Your goal ::
Look through the lines below for the word "magic", and copy every line that has it.
##### Data for the task
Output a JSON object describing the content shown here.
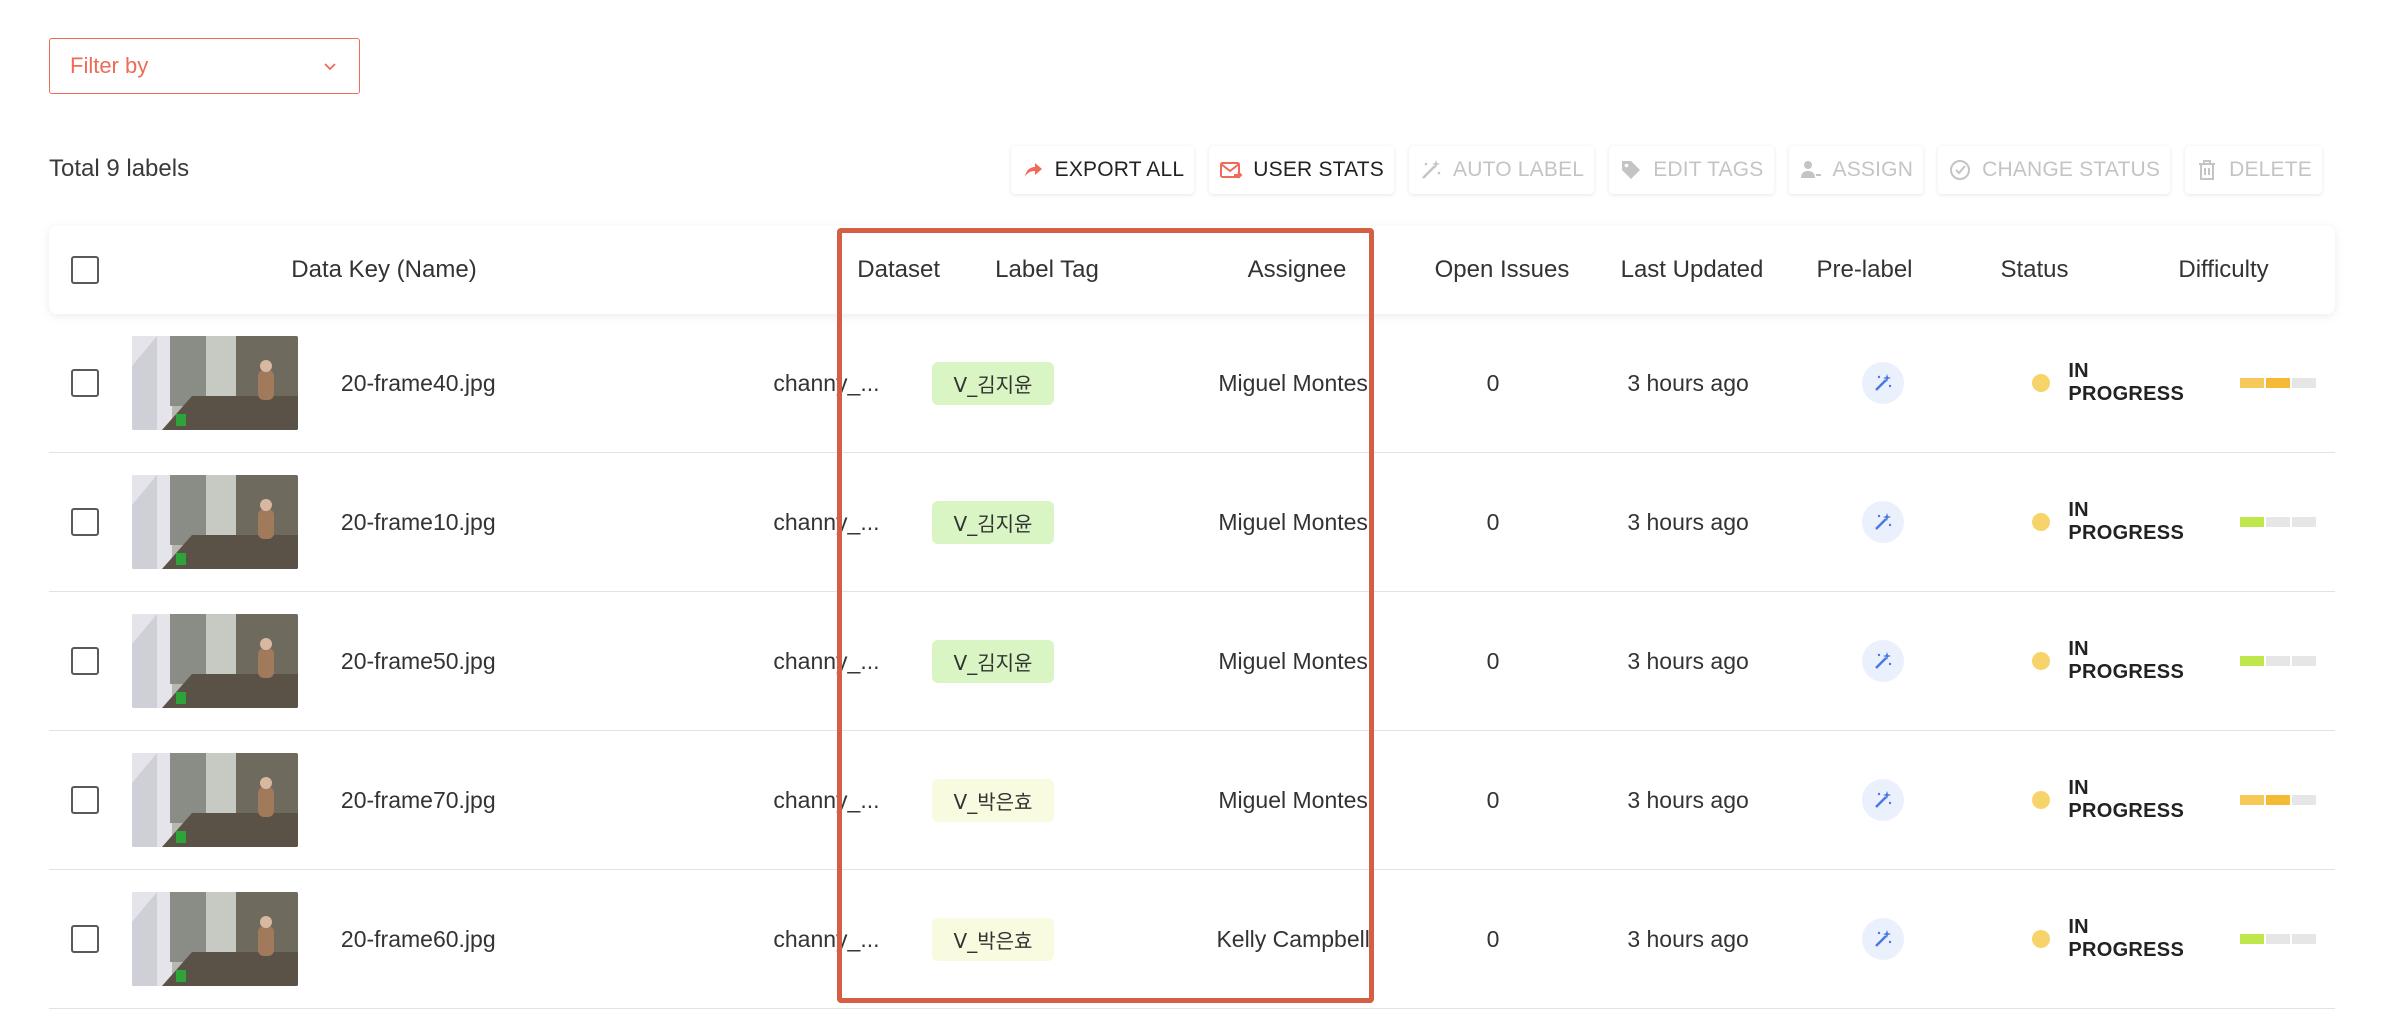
{
  "filter": {
    "label": "Filter by"
  },
  "summary": {
    "total_label": "Total 9 labels"
  },
  "toolbar": {
    "export_all": "EXPORT ALL",
    "user_stats": "USER STATS",
    "auto_label": "AUTO LABEL",
    "edit_tags": "EDIT TAGS",
    "assign": "ASSIGN",
    "change_status": "CHANGE STATUS",
    "delete": "DELETE"
  },
  "table": {
    "headers": {
      "data_key": "Data Key (Name)",
      "dataset": "Dataset",
      "label_tag": "Label Tag",
      "assignee": "Assignee",
      "open_issues": "Open Issues",
      "last_updated": "Last Updated",
      "pre_label": "Pre-label",
      "status": "Status",
      "difficulty": "Difficulty"
    },
    "rows": [
      {
        "name": "20-frame40.jpg",
        "dataset": "channy_...",
        "tag": "V_김지윤",
        "tag_color": "#d9f5c4",
        "assignee": "Miguel Montes",
        "open_issues": "0",
        "updated": "3 hours ago",
        "status": "IN PROGRESS",
        "difficulty": 2
      },
      {
        "name": "20-frame10.jpg",
        "dataset": "channy_...",
        "tag": "V_김지윤",
        "tag_color": "#d9f5c4",
        "assignee": "Miguel Montes",
        "open_issues": "0",
        "updated": "3 hours ago",
        "status": "IN PROGRESS",
        "difficulty": 1
      },
      {
        "name": "20-frame50.jpg",
        "dataset": "channy_...",
        "tag": "V_김지윤",
        "tag_color": "#d9f5c4",
        "assignee": "Miguel Montes",
        "open_issues": "0",
        "updated": "3 hours ago",
        "status": "IN PROGRESS",
        "difficulty": 1
      },
      {
        "name": "20-frame70.jpg",
        "dataset": "channy_...",
        "tag": "V_박은효",
        "tag_color": "#f8fbdf",
        "assignee": "Miguel Montes",
        "open_issues": "0",
        "updated": "3 hours ago",
        "status": "IN PROGRESS",
        "difficulty": 2
      },
      {
        "name": "20-frame60.jpg",
        "dataset": "channy_...",
        "tag": "V_박은효",
        "tag_color": "#f8fbdf",
        "assignee": "Kelly Campbell",
        "open_issues": "0",
        "updated": "3 hours ago",
        "status": "IN PROGRESS",
        "difficulty": 1
      }
    ]
  },
  "icons": {
    "export": "share-arrow-icon",
    "user_stats": "mail-arrow-icon",
    "auto_label": "magic-wand-icon",
    "edit_tags": "tag-icon",
    "assign": "assign-user-icon",
    "change_status": "check-circle-icon",
    "delete": "trash-icon",
    "pre_label": "magic-wand-icon",
    "filter": "chevron-down-icon"
  },
  "colors": {
    "accent": "#ee6b57",
    "highlight_border": "#d45f43",
    "status_in_progress": "#f7d46a",
    "tag_green": "#d9f5c4",
    "tag_yellow": "#f8fbdf",
    "difficulty_low": "#bfe64a",
    "difficulty_medium": "#f5b936"
  }
}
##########
Task solution ::
    "auto_label": "magic-wand-icon",
    "pre_label": "magic-wand-icon",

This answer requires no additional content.